What is needed: Each line of the data below must be reproduced without any change.

==============================

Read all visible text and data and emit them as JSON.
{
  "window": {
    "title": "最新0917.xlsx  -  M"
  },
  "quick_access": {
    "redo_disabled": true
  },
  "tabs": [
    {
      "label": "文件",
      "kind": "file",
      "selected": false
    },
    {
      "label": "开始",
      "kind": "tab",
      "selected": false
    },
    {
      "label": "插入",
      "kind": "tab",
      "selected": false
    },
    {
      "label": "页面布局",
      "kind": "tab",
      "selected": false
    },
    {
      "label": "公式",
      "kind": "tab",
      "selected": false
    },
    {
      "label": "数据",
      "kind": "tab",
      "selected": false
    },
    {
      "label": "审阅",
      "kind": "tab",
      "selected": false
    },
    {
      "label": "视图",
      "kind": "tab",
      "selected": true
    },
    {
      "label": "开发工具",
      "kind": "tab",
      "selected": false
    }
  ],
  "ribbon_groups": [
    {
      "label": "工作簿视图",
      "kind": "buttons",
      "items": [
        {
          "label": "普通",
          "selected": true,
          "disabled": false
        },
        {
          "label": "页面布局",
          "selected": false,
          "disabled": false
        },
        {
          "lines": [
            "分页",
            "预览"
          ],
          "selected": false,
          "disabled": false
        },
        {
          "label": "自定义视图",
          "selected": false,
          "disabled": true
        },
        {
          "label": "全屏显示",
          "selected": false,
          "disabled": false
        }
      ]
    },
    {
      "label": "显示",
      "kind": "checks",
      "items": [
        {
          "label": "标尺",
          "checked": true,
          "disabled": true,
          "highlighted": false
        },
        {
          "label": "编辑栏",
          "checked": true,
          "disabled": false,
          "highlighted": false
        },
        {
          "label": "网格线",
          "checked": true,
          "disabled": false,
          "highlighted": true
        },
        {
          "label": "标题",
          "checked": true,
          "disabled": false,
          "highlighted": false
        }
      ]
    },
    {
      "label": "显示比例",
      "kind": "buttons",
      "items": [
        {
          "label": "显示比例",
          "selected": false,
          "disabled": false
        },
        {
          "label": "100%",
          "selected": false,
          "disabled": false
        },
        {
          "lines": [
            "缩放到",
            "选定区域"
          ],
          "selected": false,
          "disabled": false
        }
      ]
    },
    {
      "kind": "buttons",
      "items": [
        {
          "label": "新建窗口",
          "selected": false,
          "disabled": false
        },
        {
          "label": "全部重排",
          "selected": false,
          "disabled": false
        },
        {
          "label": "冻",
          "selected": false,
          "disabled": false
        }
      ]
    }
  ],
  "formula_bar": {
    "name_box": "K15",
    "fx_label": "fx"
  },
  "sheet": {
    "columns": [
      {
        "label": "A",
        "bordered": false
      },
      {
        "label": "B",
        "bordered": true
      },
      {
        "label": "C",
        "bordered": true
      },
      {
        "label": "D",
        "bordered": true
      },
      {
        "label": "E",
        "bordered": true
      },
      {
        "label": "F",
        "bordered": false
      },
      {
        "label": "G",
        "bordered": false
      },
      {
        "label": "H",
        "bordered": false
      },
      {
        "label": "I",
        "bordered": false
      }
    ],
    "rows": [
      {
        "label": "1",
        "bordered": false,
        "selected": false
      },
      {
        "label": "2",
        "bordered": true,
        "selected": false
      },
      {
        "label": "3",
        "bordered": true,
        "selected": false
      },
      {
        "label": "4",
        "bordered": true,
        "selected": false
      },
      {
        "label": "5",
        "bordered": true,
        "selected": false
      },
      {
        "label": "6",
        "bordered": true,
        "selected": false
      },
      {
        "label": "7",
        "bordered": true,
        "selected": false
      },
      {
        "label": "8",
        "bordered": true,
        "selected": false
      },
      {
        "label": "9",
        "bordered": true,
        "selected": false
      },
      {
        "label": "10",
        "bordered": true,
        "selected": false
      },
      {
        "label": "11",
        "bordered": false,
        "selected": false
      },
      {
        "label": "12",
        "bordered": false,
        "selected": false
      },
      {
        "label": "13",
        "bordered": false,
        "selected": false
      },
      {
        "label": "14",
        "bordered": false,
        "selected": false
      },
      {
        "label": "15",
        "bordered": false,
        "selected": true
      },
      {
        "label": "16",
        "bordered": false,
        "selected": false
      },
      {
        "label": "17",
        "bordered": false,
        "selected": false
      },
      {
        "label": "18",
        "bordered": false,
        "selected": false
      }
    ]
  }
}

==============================

Result for this task:
Read all visible text and data and emit them as JSON.
{
  "window": {
    "title": "最新0917.xlsx  -  M"
  },
  "quick_access": {
    "redo_disabled": true
  },
  "tabs": [
    {
      "label": "文件",
      "kind": "file",
      "selected": false
    },
    {
      "label": "开始",
      "kind": "tab",
      "selected": false
    },
    {
      "label": "插入",
      "kind": "tab",
      "selected": false
    },
    {
      "label": "页面布局",
      "kind": "tab",
      "selected": false
    },
    {
      "label": "公式",
      "kind": "tab",
      "selected": false
    },
    {
      "label": "数据",
      "kind": "tab",
      "selected": false
    },
    {
      "label": "审阅",
      "kind": "tab",
      "selected": false
    },
    {
      "label": "视图",
      "kind": "tab",
      "selected": true
    },
    {
      "label": "开发工具",
      "kind": "tab",
      "selected": false
    }
  ],
  "ribbon_groups": [
    {
      "label": "工作簿视图",
      "kind": "buttons",
      "items": [
        {
          "label": "普通",
          "selected": true,
          "disabled": false
        },
        {
          "label": "页面布局",
          "selected": false,
          "disabled": false
        },
        {
          "lines": [
            "分页",
            "预览"
          ],
          "selected": false,
          "disabled": false
        },
        {
          "label": "自定义视图",
          "selected": false,
          "disabled": true
        },
        {
          "label": "全屏显示",
          "selected": false,
          "disabled": false
        }
      ]
    },
    {
      "label": "显示",
      "kind": "checks",
      "items": [
        {
          "label": "标尺",
          "checked": true,
          "disabled": true,
          "highlighted": false
        },
        {
          "label": "编辑栏",
          "checked": true,
          "disabled": false,
          "highlighted": false
        },
        {
          "label": "网格线",
          "checked": true,
          "disabled": false,
          "highlighted": true
        },
        {
          "label": "标题",
          "checked": true,
          "disabled": false,
          "highlighted": false
        }
      ]
    },
    {
      "label": "显示比例",
      "kind": "buttons",
      "items": [
        {
          "label": "显示比例",
          "selected": false,
          "disabled": false
        },
        {
          "label": "100%",
          "selected": false,
          "disabled": false
        },
        {
          "lines": [
            "缩放到",
            "选定区域"
          ],
          "selected": false,
          "disabled": false
        }
      ]
    },
    {
      "kind": "buttons",
      "items": [
        {
          "label": "新建窗口",
          "selected": false,
          "disabled": false
        },
        {
          "label": "全部重排",
          "selected": false,
          "disabled": false
        },
        {
          "label": "冻",
          "selected": false,
          "disabled": false
        }
      ]
    }
  ],
  "formula_bar": {
    "name_box": "K15",
    "fx_label": "fx"
  },
  "sheet": {
    "columns": [
      {
        "label": "A",
        "bordered": false
      },
      {
        "label": "B",
        "bordered": true
      },
      {
        "label": "C",
        "bordered": true
      },
      {
        "label": "D",
        "bordered": true
      },
      {
        "label": "E",
        "bordered": true
      },
      {
        "label": "F",
        "bordered": false
      },
      {
        "label": "G",
        "bordered": false
      },
      {
        "label": "H",
        "bordered": false
      },
      {
        "label": "I",
        "bordered": false
      }
    ],
    "rows": [
      {
        "label": "1",
        "bordered": false,
        "selected": false
      },
      {
        "label": "2",
        "bordered": true,
        "selected": false
      },
      {
        "label": "3",
        "bordered": true,
        "selected": false
      },
      {
        "label": "4",
        "bordered": true,
        "selected": false
      },
      {
        "label": "5",
        "bordered": true,
        "selected": false
      },
      {
        "label": "6",
        "bordered": true,
        "selected": false
      },
      {
        "label": "7",
        "bordered": true,
        "selected": false
      },
      {
        "label": "8",
        "bordered": true,
        "selected": false
      },
      {
        "label": "9",
        "bordered": true,
        "selected": false
      },
      {
        "label": "10",
        "bordered": true,
        "selected": false
      },
      {
        "label": "11",
        "bordered": false,
        "selected": false
      },
      {
        "label": "12",
        "bordered": false,
        "selected": false
      },
      {
        "label": "13",
        "bordered": false,
        "selected": false
      },
      {
        "label": "14",
        "bordered": false,
        "selected": false
      },
      {
        "label": "15",
        "bordered": false,
        "selected": true
      },
      {
        "label": "16",
        "bordered": false,
        "selected": false
      },
      {
        "label": "17",
        "bordered": false,
        "selected": false
      },
      {
        "label": "18",
        "bordered": false,
        "selected": false
      }
    ]
  }
}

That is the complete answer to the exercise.